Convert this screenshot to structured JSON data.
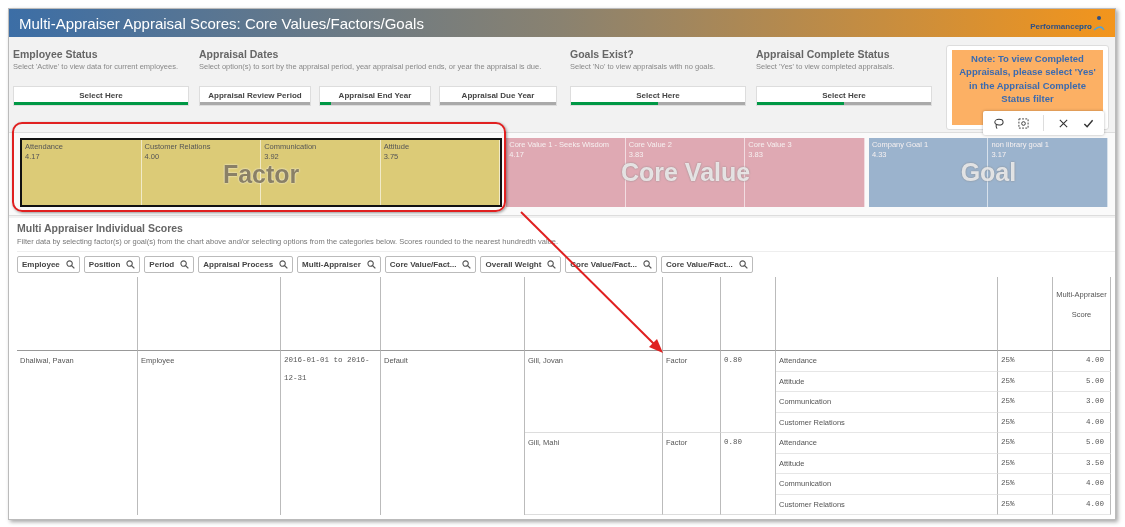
{
  "title_bar": {
    "title": "Multi-Appraiser Appraisal Scores: Core Values/Factors/Goals",
    "logo": {
      "name": "Performance",
      "suffix": "pro"
    }
  },
  "filters": [
    {
      "title": "Employee Status",
      "description": "Select 'Active' to view data for current employees.",
      "dropdowns": [
        {
          "label": "Select Here",
          "level": 1
        }
      ]
    },
    {
      "title": "Appraisal Dates",
      "description": "Select option(s) to sort by the appraisal period, year appraisal period ends, or year the appraisal is due.",
      "dropdowns": [
        {
          "label": "Appraisal Review Period"
        },
        {
          "label": "Appraisal End Year",
          "level": 0.1
        },
        {
          "label": "Appraisal Due Year"
        }
      ]
    },
    {
      "title": "Goals Exist?",
      "description": "Select 'No' to view appraisals with no goals.",
      "dropdowns": [
        {
          "label": "Select Here",
          "level": 0.5
        }
      ]
    },
    {
      "title": "Appraisal Complete Status",
      "description": "Select 'Yes' to view completed appraisals.",
      "dropdowns": [
        {
          "label": "Select Here",
          "level": 0.5
        }
      ]
    }
  ],
  "note": "Note: To view Completed Appraisals, please select 'Yes' in the Appraisal Complete Status filter",
  "selection_toolbar": {
    "visible": true
  },
  "treemap": {
    "groups": [
      {
        "label": "Factor",
        "selected": true,
        "color": "#dccb77",
        "tiles": [
          {
            "label": "Attendance",
            "value": "4.17"
          },
          {
            "label": "Customer Relations",
            "value": "4.00"
          },
          {
            "label": "Communication",
            "value": "3.92"
          },
          {
            "label": "Attitude",
            "value": "3.75"
          }
        ]
      },
      {
        "label": "Core Value",
        "selected": false,
        "color": "#dfa9b3",
        "tiles": [
          {
            "label": "Core Value 1 - Seeks Wisdom",
            "value": "4.17"
          },
          {
            "label": "Core Value 2",
            "value": "3.83"
          },
          {
            "label": "Core Value 3",
            "value": "3.83"
          }
        ]
      },
      {
        "label": "Goal",
        "selected": false,
        "color": "#9bb3cd",
        "tiles": [
          {
            "label": "Company Goal 1",
            "value": "4.33"
          },
          {
            "label": "non library goal 1",
            "value": "3.17"
          }
        ]
      }
    ]
  },
  "callout": {
    "outline": true,
    "arrow": true
  },
  "table": {
    "title": "Multi Appraiser Individual Scores",
    "description": "Filter data by selecting factor(s) or goal(s) from the chart above and/or selecting options from the categories below. Scores rounded to the nearest hundredth value.",
    "filters": [
      "Employee",
      "Position",
      "Period",
      "Appraisal Process",
      "Multi-Appraiser",
      "Core Value/Fact...",
      "Overall Weight",
      "Core Value/Fact...",
      "Core Value/Fact..."
    ],
    "score_header": "Multi-Appraiser Score",
    "rows": [
      {
        "employee": "Dhaliwal, Pavan",
        "position": "Employee",
        "period": "2016-01-01 to 2016-12-31",
        "process": "Default",
        "appraisers": [
          {
            "name": "Gill, Jovan",
            "type": "Factor",
            "weight": "0.80",
            "items": [
              {
                "name": "Attendance",
                "weight": "25%",
                "score": "4.00"
              },
              {
                "name": "Attitude",
                "weight": "25%",
                "score": "5.00"
              },
              {
                "name": "Communication",
                "weight": "25%",
                "score": "3.00"
              },
              {
                "name": "Customer Relations",
                "weight": "25%",
                "score": "4.00"
              }
            ]
          },
          {
            "name": "Gill, Mahi",
            "type": "Factor",
            "weight": "0.80",
            "items": [
              {
                "name": "Attendance",
                "weight": "25%",
                "score": "5.00"
              },
              {
                "name": "Attitude",
                "weight": "25%",
                "score": "3.50"
              },
              {
                "name": "Communication",
                "weight": "25%",
                "score": "4.00"
              },
              {
                "name": "Customer Relations",
                "weight": "25%",
                "score": "4.00"
              }
            ]
          }
        ]
      }
    ]
  }
}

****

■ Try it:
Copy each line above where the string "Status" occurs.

■ Response area:
      "title": "Employee Status",
      "title": "Appraisal Complete Status",
  "note": "Note: To view Completed Appraisals, please select 'Yes' in the Appraisal Complete Status filter",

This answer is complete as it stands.